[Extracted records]
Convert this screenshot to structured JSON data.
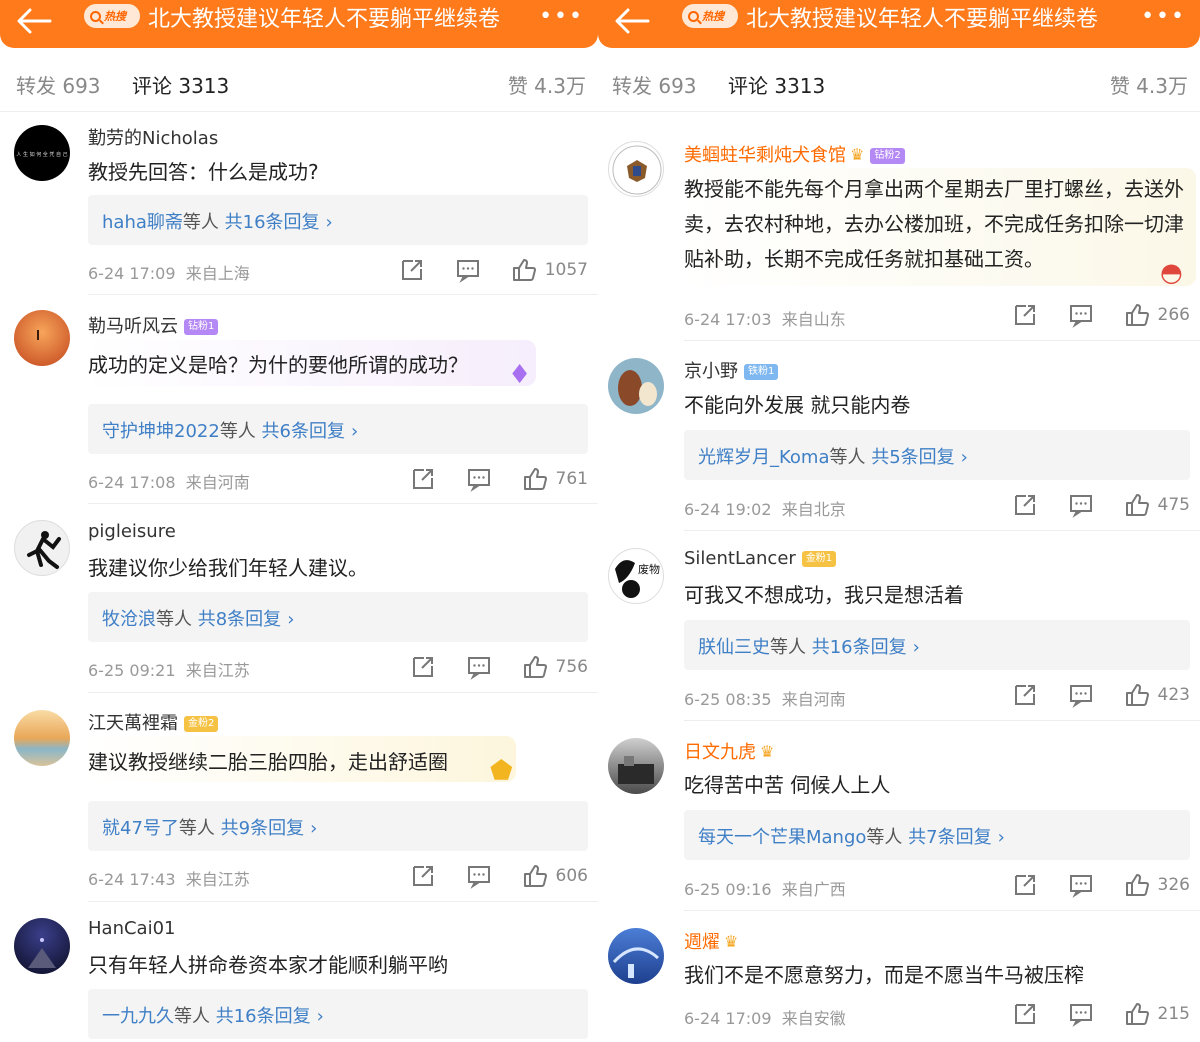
{
  "left": {
    "header": {
      "search_tag": "热搜",
      "title": "北大教授建议年轻人不要躺平继续卷",
      "more_label": "•••"
    },
    "tabs": {
      "repost": "转发 693",
      "comment": "评论 3313",
      "like": "赞 4.3万"
    },
    "comments": [
      {
        "nick": "勤劳的Nicholas",
        "text": "教授先回答：什么是成功?",
        "reply_user": "haha聊斋",
        "reply_suffix": "等人",
        "reply_count": "共16条回复",
        "time": "6-24 17:09",
        "location": "来自上海",
        "likes": "1057"
      },
      {
        "nick": "勒马听风云",
        "badge": "钻粉1",
        "text": "成功的定义是哈？为什的要他所谓的成功？",
        "reply_user": "守护坤坤2022",
        "reply_suffix": "等人",
        "reply_count": "共6条回复",
        "time": "6-24 17:08",
        "location": "来自河南",
        "likes": "761"
      },
      {
        "nick": "pigleisure",
        "text": "我建议你少给我们年轻人建议。",
        "reply_user": "牧沧浪",
        "reply_suffix": "等人",
        "reply_count": "共8条回复",
        "time": "6-25 09:21",
        "location": "来自江苏",
        "likes": "756"
      },
      {
        "nick": "江天萬裡霜",
        "badge": "金粉2",
        "text": "建议教授继续二胎三胎四胎，走出舒适圈",
        "reply_user": "就47号了",
        "reply_suffix": "等人",
        "reply_count": "共9条回复",
        "time": "6-24 17:43",
        "location": "来自江苏",
        "likes": "606"
      },
      {
        "nick": "HanCai01",
        "text": "只有年轻人拼命卷资本家才能顺利躺平哟",
        "reply_user": "一九九久",
        "reply_suffix": "等人",
        "reply_count": "共16条回复"
      }
    ]
  },
  "right": {
    "header": {
      "search_tag": "热搜",
      "title": "北大教授建议年轻人不要躺平继续卷",
      "more_label": "•••"
    },
    "tabs": {
      "repost": "转发 693",
      "comment": "评论 3313",
      "like": "赞 4.3万"
    },
    "comments": [
      {
        "nick": "美蝈蛀华剩炖犬食馆",
        "badge": "钻粉2",
        "text": "教授能不能先每个月拿出两个星期去厂里打螺丝，去送外卖，去农村种地，去办公楼加班，不完成任务扣除一切津贴补助，长期不完成任务就扣基础工资。",
        "time": "6-24 17:03",
        "location": "来自山东",
        "likes": "266"
      },
      {
        "nick": "京小野",
        "badge": "铁粉1",
        "text": "不能向外发展 就只能内卷",
        "reply_user": "光辉岁月_Koma",
        "reply_suffix": "等人",
        "reply_count": "共5条回复",
        "time": "6-24 19:02",
        "location": "来自北京",
        "likes": "475"
      },
      {
        "nick": "SilentLancer",
        "badge": "金粉1",
        "avatar_text": "废物",
        "text": "可我又不想成功，我只是想活着",
        "reply_user": "朕仙三史",
        "reply_suffix": "等人",
        "reply_count": "共16条回复",
        "time": "6-25 08:35",
        "location": "来自河南",
        "likes": "423"
      },
      {
        "nick": "日文九虎",
        "text": "吃得苦中苦 伺候人上人",
        "reply_user": "每天一个芒果Mango",
        "reply_suffix": "等人",
        "reply_count": "共7条回复",
        "time": "6-25 09:16",
        "location": "来自广西",
        "likes": "326"
      },
      {
        "nick": "週燿",
        "text": "我们不是不愿意努力，而是不愿当牛马被压榨",
        "time": "6-24 17:09",
        "location": "来自安徽",
        "likes": "215"
      }
    ]
  },
  "colors": {
    "header": "#ff7a1a",
    "link": "#3f7fc6",
    "nick_highlight": "#ff6b00"
  },
  "icons": [
    "back-arrow-icon",
    "search-icon",
    "more-icon",
    "share-icon",
    "comment-icon",
    "like-icon",
    "chevron-right-icon",
    "crown-icon"
  ]
}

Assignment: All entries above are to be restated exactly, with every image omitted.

Completed exercise:
Convert this screenshot to structured JSON data.
{
  "left": {
    "header": {
      "search_tag": "热搜",
      "title": "北大教授建议年轻人不要躺平继续卷",
      "more_label": "•••"
    },
    "tabs": {
      "repost": "转发 693",
      "comment": "评论 3313",
      "like": "赞 4.3万"
    },
    "comments": [
      {
        "nick": "勤劳的Nicholas",
        "text": "教授先回答：什么是成功?",
        "reply_user": "haha聊斋",
        "reply_suffix": "等人",
        "reply_count": "共16条回复",
        "time": "6-24 17:09",
        "location": "来自上海",
        "likes": "1057"
      },
      {
        "nick": "勒马听风云",
        "badge": "钻粉1",
        "text": "成功的定义是哈？为什的要他所谓的成功？",
        "reply_user": "守护坤坤2022",
        "reply_suffix": "等人",
        "reply_count": "共6条回复",
        "time": "6-24 17:08",
        "location": "来自河南",
        "likes": "761"
      },
      {
        "nick": "pigleisure",
        "text": "我建议你少给我们年轻人建议。",
        "reply_user": "牧沧浪",
        "reply_suffix": "等人",
        "reply_count": "共8条回复",
        "time": "6-25 09:21",
        "location": "来自江苏",
        "likes": "756"
      },
      {
        "nick": "江天萬裡霜",
        "badge": "金粉2",
        "text": "建议教授继续二胎三胎四胎，走出舒适圈",
        "reply_user": "就47号了",
        "reply_suffix": "等人",
        "reply_count": "共9条回复",
        "time": "6-24 17:43",
        "location": "来自江苏",
        "likes": "606"
      },
      {
        "nick": "HanCai01",
        "text": "只有年轻人拼命卷资本家才能顺利躺平哟",
        "reply_user": "一九九久",
        "reply_suffix": "等人",
        "reply_count": "共16条回复"
      }
    ]
  },
  "right": {
    "header": {
      "search_tag": "热搜",
      "title": "北大教授建议年轻人不要躺平继续卷",
      "more_label": "•••"
    },
    "tabs": {
      "repost": "转发 693",
      "comment": "评论 3313",
      "like": "赞 4.3万"
    },
    "comments": [
      {
        "nick": "美蝈蛀华剩炖犬食馆",
        "badge": "钻粉2",
        "text": "教授能不能先每个月拿出两个星期去厂里打螺丝，去送外卖，去农村种地，去办公楼加班，不完成任务扣除一切津贴补助，长期不完成任务就扣基础工资。",
        "time": "6-24 17:03",
        "location": "来自山东",
        "likes": "266"
      },
      {
        "nick": "京小野",
        "badge": "铁粉1",
        "text": "不能向外发展 就只能内卷",
        "reply_user": "光辉岁月_Koma",
        "reply_suffix": "等人",
        "reply_count": "共5条回复",
        "time": "6-24 19:02",
        "location": "来自北京",
        "likes": "475"
      },
      {
        "nick": "SilentLancer",
        "badge": "金粉1",
        "avatar_text": "废物",
        "text": "可我又不想成功，我只是想活着",
        "reply_user": "朕仙三史",
        "reply_suffix": "等人",
        "reply_count": "共16条回复",
        "time": "6-25 08:35",
        "location": "来自河南",
        "likes": "423"
      },
      {
        "nick": "日文九虎",
        "text": "吃得苦中苦 伺候人上人",
        "reply_user": "每天一个芒果Mango",
        "reply_suffix": "等人",
        "reply_count": "共7条回复",
        "time": "6-25 09:16",
        "location": "来自广西",
        "likes": "326"
      },
      {
        "nick": "週燿",
        "text": "我们不是不愿意努力，而是不愿当牛马被压榨",
        "time": "6-24 17:09",
        "location": "来自安徽",
        "likes": "215"
      }
    ]
  },
  "colors": {
    "header": "#ff7a1a",
    "link": "#3f7fc6",
    "nick_highlight": "#ff6b00"
  },
  "icons": [
    "back-arrow-icon",
    "search-icon",
    "more-icon",
    "share-icon",
    "comment-icon",
    "like-icon",
    "chevron-right-icon",
    "crown-icon"
  ]
}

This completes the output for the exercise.